But we can do more to improve the system. Global rules need to be updated to better respond to the challenges of the modern economy. The rules of the WTO were negotiated in the 1980s. We had no internet back then.
World leaders are talking about WTO reform — and we are working in exactly that direction.
Groups of like-minded members are bringing the issues of the new economy to the agenda of the WTO.
One of these so-called joint initiatives is looking at how to help micro, small and medium-sized enterprises to trade internationally.
MSMEs are the backbone of many economies, representing more than 90% of all companies and accounting for about 60% of employment. They are major employers of women and young people, and a key driver of innovation.
Despite that, their participation in world trade does not reflect their importance domestically.
Enabling these firms to tap into international markets in greater numbers would help make the trading system more inclusive.
There are also talks ongoing in e-commerce. Eighty members — accounting for 90% of global trade — are engaged in negotiations on rules to govern the digital sector that is transforming the global economy.
More and more trade is conducted via digital technologies and platforms. According to the latest 2017 data, e-commerce sales have grown by 13% year-on-year to around USD 29 trillion. But there is still huge potential to be explored. Transactions between firms and end consumers (B2C) accounted for only 13% of total sales. And of those transactions, only 11% crossed borders.
In the absence of a framework of shared rules to regulate digital commerce, the risk is that larger market participants will benefit at the expense of smaller ones.
Besides, unilateral policy decisions could fragment the digital economy, leading to higher costs and uncertainty for consumers and businesses. That’s why these WTO e-commerce talks are so important.
And there are other themes on members’ radar:
- how to facilitate direct investments,
- making domestic regulation more supportive of trade in services, and
- leveraging trade’s contribution to women’s economic empowerment.
There is also multilateral work ongoing to advance longstanding issues, such as agriculture and abolishing harmful fisheries subsidies.
The reform discussions also address other issues vital to the functioning of the WTO.
For example, improving the work of our regular bodies by, among other things, improving transparency and members’ notifications.
Another focus of discussions is the crisis in the WTO Dispute Settlement System.
Members are exploring options for addressing the impasse over the Appellate Body, but have not yet agreed on a solution.
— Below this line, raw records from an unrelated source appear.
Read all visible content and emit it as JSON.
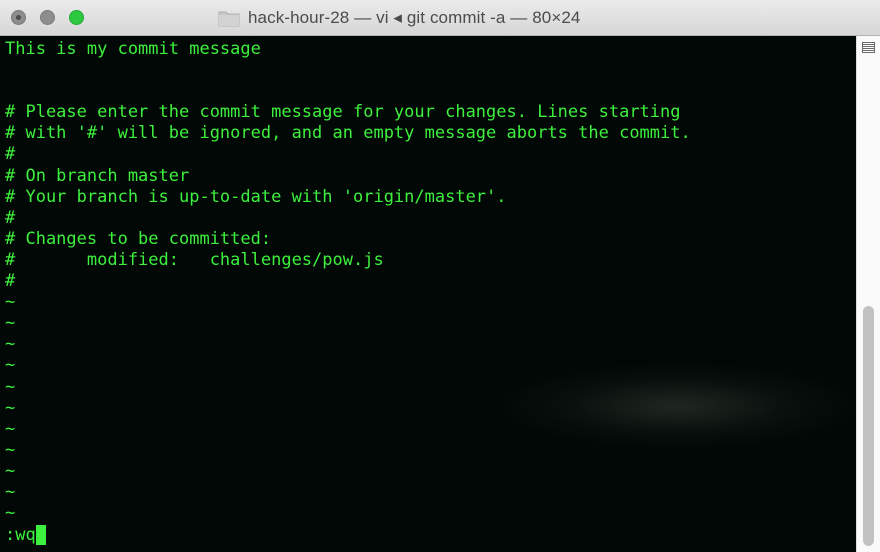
{
  "window": {
    "title": "hack-hour-28 — vi ◂ git commit -a — 80×24"
  },
  "editor": {
    "lines": [
      "This is my commit message",
      "",
      "",
      "# Please enter the commit message for your changes. Lines starting",
      "# with '#' will be ignored, and an empty message aborts the commit.",
      "#",
      "# On branch master",
      "# Your branch is up-to-date with 'origin/master'.",
      "#",
      "# Changes to be committed:",
      "#       modified:   challenges/pow.js",
      "#",
      "~",
      "~",
      "~",
      "~",
      "~",
      "~",
      "~",
      "~",
      "~",
      "~",
      "~"
    ],
    "command": ":wq"
  },
  "colors": {
    "text": "#3df03d",
    "background": "#020806",
    "maximize_button": "#2bc840"
  },
  "icons": {
    "close": "close-button-icon",
    "minimize": "minimize-button-icon",
    "maximize": "maximize-button-icon",
    "folder": "folder-icon",
    "scroll_marker": "scroll-marker-icon"
  }
}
Finding a way forward on rules enforcement, even if imperfect, will be important for preserving the integrity of the WTO system.
Despite the challenges around dispute settlement, the broader reform debate has created a window for our members to address different issues of interest to them in innovative ways. We should seek to capitalize on this momentum.
Our 12th Ministerial Conference in Kazakhstan in June 2020 is an obvious milestone for all these conversations.
We need to keep working hard on all fronts if we want to see progress.
To drive any of these issues forward, we need engagement — from all stakeholders.
Your voices can help rebuild confidence in trade and the trading system.
In recent years, we’ve built a very positive dialogue with the business community. Such conversations help the system remain up-to-date with the needs of its users.
We also have our annual Public Forum. This year we received more than 3,000 registrations. There were 140 sessions — another record — organized by different stakeholders, particularly the private sector. That reflects the importance that different stakeholders attribute to our work.
So let’s keep this conversation going.
There is no doubt that we face a range of extremely complex challenges in the international trading system.
But this is also a unique opportunity to strengthen and modernize the system. We must address major systemic issues and pragmatically advance negotiations where possible.
So it’s great to count on your support.
I look forward to working with all of you as we continue to prepare the trading system for the future.